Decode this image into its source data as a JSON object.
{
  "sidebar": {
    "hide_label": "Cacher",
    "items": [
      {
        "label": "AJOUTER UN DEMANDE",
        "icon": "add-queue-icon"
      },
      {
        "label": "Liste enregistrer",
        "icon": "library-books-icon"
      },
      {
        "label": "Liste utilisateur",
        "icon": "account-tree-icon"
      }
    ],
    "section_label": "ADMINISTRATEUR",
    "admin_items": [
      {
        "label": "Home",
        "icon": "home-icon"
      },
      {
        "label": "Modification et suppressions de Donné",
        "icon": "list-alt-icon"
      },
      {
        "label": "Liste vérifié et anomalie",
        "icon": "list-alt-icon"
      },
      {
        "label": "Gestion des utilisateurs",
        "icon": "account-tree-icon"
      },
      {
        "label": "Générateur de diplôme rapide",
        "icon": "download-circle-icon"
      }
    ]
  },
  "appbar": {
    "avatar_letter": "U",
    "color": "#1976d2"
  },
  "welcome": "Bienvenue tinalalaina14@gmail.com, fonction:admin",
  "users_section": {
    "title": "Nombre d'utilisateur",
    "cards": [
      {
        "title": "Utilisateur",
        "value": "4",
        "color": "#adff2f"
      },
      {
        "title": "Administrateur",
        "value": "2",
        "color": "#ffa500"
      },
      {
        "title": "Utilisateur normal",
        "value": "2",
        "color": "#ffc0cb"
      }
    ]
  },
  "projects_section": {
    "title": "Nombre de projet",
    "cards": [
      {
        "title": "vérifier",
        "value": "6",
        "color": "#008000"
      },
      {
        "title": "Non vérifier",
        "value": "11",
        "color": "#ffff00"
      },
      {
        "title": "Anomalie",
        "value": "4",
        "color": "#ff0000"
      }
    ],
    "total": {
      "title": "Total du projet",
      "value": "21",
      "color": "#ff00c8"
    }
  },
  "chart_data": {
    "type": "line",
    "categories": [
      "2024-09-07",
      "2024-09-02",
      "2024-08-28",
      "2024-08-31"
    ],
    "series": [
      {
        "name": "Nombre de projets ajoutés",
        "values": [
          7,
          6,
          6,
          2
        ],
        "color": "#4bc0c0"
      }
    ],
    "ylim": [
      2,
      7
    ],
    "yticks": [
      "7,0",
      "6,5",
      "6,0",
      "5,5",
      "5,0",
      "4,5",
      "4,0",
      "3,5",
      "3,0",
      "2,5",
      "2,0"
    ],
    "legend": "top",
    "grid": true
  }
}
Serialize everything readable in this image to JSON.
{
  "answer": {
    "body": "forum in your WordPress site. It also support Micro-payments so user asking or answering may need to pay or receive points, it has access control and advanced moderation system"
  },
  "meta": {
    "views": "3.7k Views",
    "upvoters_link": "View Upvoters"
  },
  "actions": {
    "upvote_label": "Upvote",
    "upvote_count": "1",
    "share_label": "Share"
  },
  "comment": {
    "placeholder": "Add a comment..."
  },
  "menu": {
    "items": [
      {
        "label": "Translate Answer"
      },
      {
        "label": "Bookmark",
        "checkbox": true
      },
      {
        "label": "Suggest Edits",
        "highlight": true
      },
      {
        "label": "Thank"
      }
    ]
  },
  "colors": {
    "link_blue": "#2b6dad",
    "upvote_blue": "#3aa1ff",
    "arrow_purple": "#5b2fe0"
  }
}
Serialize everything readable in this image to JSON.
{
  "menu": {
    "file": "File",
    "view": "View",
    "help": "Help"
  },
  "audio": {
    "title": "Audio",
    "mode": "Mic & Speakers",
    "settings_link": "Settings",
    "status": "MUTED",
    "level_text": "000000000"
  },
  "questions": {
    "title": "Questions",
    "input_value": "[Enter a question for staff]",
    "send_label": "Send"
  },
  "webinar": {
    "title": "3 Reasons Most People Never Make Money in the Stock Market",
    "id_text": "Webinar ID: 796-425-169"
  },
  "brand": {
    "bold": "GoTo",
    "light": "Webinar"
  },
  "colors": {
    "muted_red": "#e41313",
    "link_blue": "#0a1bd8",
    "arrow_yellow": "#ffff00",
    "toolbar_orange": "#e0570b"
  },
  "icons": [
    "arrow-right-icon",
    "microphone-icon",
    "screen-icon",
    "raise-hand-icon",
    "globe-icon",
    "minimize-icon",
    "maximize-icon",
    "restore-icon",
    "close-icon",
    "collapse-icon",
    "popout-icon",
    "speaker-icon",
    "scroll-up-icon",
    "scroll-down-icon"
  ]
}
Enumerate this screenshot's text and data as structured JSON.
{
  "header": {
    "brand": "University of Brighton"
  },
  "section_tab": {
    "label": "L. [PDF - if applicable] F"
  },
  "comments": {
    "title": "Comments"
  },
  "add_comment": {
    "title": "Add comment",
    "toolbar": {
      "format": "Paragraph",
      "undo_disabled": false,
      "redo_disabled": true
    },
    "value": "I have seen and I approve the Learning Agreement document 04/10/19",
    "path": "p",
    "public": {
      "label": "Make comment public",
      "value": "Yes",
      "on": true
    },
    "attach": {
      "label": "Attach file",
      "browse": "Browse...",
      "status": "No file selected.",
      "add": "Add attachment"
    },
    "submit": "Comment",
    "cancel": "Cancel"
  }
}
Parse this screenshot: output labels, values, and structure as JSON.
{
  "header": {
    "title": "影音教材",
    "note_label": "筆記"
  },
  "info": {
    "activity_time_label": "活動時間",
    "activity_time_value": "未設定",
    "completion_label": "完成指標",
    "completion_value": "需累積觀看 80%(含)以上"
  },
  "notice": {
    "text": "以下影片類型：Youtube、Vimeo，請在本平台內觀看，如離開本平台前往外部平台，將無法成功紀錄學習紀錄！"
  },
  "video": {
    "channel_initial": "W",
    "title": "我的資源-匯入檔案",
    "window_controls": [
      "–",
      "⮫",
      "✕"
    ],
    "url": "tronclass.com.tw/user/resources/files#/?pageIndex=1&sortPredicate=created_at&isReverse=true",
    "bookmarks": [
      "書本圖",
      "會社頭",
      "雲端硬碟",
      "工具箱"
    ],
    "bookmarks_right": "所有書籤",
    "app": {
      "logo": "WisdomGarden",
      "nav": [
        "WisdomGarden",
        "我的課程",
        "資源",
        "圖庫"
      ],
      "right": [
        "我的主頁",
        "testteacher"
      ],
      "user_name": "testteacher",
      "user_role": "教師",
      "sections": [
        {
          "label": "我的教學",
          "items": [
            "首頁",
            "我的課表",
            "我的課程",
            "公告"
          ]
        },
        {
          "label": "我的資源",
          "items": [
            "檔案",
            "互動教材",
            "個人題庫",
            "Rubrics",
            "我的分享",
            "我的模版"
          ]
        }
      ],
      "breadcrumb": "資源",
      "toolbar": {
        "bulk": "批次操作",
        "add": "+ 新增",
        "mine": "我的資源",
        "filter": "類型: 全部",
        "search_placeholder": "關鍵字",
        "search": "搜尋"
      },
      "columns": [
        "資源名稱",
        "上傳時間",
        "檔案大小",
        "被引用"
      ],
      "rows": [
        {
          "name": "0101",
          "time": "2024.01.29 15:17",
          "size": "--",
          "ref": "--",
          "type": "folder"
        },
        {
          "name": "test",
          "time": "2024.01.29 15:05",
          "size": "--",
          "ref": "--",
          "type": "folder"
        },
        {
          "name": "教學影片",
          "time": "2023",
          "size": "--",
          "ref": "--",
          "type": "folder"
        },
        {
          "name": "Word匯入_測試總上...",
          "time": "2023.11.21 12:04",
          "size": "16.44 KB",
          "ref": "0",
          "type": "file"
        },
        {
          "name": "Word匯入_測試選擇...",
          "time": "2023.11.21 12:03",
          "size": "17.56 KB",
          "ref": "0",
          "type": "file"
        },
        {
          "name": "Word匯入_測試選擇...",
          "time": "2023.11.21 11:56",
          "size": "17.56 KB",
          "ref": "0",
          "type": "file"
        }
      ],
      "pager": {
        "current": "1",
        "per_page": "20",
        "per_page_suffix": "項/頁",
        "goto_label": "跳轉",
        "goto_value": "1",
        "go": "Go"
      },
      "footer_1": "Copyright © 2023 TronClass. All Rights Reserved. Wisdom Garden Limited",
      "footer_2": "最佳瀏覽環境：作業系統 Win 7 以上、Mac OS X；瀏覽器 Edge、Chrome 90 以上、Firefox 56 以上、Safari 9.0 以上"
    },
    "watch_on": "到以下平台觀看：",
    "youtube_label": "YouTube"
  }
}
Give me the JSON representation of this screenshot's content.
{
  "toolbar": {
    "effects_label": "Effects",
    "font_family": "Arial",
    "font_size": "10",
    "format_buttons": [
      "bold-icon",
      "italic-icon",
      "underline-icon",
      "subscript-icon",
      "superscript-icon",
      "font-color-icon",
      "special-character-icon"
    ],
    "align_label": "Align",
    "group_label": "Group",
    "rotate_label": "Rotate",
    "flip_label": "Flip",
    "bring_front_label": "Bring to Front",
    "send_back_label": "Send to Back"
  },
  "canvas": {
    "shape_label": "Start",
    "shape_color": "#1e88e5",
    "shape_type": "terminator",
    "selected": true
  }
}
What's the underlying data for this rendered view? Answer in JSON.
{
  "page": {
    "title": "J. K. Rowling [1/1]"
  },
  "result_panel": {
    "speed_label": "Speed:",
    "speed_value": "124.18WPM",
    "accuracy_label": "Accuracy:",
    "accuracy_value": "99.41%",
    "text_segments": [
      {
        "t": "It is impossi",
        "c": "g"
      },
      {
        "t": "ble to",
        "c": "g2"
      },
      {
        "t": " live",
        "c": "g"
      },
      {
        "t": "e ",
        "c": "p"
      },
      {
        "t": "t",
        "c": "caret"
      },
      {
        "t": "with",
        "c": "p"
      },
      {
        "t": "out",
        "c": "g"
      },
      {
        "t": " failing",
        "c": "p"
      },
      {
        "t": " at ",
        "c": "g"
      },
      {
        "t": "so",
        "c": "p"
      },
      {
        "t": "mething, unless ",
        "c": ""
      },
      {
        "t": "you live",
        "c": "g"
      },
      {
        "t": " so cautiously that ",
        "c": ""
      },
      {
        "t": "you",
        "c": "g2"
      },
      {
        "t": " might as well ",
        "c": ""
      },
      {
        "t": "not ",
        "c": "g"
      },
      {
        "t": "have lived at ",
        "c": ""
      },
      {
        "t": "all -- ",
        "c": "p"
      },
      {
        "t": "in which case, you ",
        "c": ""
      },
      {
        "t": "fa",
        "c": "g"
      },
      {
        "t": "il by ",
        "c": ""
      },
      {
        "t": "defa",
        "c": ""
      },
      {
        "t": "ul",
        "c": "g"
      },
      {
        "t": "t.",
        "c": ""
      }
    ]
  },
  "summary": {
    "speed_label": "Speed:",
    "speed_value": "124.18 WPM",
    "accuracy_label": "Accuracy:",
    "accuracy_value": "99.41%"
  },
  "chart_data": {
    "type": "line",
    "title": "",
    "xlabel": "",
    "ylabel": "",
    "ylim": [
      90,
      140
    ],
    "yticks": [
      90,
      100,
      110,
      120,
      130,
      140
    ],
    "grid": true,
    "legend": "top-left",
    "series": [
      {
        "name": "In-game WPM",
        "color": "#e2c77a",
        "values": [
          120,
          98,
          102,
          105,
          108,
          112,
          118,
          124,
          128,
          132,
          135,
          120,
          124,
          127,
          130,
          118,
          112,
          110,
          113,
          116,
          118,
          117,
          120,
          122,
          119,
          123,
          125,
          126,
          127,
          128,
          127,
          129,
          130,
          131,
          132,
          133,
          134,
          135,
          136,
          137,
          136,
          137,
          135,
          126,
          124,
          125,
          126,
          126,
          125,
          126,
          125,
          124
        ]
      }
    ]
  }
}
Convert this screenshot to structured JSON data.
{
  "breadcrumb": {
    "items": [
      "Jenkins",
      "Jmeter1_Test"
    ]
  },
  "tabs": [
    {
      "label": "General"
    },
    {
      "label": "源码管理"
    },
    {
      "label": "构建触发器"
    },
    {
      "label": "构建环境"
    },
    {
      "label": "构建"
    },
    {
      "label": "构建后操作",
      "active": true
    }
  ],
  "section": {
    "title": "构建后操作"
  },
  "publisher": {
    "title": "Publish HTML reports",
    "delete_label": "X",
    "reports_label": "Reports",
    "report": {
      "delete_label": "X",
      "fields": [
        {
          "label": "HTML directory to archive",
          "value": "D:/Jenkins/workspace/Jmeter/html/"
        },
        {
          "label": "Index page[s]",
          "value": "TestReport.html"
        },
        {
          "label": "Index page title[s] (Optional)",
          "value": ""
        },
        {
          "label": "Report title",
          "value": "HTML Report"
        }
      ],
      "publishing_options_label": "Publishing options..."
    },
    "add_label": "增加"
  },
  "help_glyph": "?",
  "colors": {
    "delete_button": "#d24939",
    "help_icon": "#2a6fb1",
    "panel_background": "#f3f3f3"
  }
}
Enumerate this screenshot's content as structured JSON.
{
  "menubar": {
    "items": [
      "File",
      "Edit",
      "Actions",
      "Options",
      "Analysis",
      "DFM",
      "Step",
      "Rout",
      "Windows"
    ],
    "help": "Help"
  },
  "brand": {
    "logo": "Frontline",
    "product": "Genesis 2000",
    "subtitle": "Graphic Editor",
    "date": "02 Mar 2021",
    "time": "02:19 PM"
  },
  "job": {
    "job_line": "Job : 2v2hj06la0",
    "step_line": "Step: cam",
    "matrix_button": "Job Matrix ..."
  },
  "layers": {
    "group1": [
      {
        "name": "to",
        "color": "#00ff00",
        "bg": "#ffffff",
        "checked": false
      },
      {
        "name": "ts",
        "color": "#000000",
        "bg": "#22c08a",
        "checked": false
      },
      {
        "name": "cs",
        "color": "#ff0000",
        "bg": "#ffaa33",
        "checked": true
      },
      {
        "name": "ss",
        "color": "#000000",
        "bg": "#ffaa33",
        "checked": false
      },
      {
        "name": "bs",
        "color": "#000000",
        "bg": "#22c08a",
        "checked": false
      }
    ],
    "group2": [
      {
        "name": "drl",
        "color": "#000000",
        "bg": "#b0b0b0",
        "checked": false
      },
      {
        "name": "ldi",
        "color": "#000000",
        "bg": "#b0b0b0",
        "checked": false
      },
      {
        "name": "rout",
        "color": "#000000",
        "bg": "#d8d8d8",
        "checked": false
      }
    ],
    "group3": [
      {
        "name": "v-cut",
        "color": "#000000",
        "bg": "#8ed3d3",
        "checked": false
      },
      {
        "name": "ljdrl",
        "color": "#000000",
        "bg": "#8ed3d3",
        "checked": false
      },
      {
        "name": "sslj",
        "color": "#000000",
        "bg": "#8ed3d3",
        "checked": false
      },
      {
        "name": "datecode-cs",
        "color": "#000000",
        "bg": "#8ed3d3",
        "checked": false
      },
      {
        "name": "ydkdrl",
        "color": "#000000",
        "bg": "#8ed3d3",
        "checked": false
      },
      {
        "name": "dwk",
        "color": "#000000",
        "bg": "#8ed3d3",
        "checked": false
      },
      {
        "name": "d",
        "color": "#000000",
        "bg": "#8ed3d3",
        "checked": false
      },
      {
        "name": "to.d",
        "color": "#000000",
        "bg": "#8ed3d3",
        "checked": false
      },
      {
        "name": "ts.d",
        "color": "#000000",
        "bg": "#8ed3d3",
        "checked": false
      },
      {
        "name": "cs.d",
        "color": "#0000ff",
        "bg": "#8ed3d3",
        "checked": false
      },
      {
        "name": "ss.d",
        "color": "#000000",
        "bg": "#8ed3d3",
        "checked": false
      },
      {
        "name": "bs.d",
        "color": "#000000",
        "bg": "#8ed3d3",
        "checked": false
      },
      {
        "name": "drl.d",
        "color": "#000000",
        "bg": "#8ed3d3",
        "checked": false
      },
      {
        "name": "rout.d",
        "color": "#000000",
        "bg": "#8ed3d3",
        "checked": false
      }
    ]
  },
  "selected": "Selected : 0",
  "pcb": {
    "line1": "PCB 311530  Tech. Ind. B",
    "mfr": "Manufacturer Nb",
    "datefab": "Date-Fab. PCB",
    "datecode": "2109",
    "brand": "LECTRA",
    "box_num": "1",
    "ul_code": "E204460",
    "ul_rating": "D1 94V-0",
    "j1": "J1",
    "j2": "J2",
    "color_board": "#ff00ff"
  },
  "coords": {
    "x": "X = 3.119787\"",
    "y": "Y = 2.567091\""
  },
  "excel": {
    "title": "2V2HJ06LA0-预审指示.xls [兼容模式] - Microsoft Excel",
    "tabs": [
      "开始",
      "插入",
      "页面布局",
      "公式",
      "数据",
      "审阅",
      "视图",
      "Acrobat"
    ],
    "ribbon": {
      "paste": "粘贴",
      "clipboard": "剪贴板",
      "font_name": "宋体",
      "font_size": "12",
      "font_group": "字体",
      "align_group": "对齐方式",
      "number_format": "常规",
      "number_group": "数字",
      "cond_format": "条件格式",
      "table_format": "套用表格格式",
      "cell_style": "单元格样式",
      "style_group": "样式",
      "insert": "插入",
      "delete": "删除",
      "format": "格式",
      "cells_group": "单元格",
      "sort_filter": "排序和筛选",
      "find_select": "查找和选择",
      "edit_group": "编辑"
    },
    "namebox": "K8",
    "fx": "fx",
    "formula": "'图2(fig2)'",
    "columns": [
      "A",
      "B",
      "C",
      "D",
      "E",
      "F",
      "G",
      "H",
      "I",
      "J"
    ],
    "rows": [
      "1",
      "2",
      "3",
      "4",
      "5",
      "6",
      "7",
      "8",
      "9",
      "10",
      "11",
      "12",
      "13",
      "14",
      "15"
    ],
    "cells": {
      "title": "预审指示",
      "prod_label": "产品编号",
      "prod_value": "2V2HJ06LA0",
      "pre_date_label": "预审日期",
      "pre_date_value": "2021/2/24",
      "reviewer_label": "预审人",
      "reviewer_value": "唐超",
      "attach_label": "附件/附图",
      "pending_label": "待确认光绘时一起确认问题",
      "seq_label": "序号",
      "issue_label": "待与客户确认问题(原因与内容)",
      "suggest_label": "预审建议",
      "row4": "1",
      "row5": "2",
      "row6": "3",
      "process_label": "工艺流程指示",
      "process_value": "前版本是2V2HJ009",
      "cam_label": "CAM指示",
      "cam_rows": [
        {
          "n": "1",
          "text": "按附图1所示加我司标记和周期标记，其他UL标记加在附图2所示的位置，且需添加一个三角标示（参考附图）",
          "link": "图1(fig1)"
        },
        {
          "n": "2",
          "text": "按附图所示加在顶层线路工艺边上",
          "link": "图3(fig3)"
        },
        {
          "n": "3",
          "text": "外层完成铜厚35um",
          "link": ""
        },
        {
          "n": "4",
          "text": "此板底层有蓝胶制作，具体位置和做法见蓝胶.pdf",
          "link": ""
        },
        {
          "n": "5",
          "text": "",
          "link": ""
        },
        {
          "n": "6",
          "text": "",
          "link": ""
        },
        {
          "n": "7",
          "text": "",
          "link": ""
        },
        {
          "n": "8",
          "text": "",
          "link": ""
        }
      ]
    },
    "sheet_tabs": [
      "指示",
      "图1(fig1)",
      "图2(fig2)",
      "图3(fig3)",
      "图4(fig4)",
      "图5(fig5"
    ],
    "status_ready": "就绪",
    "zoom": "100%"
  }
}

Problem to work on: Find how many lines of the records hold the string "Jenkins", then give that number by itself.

Written answer: 2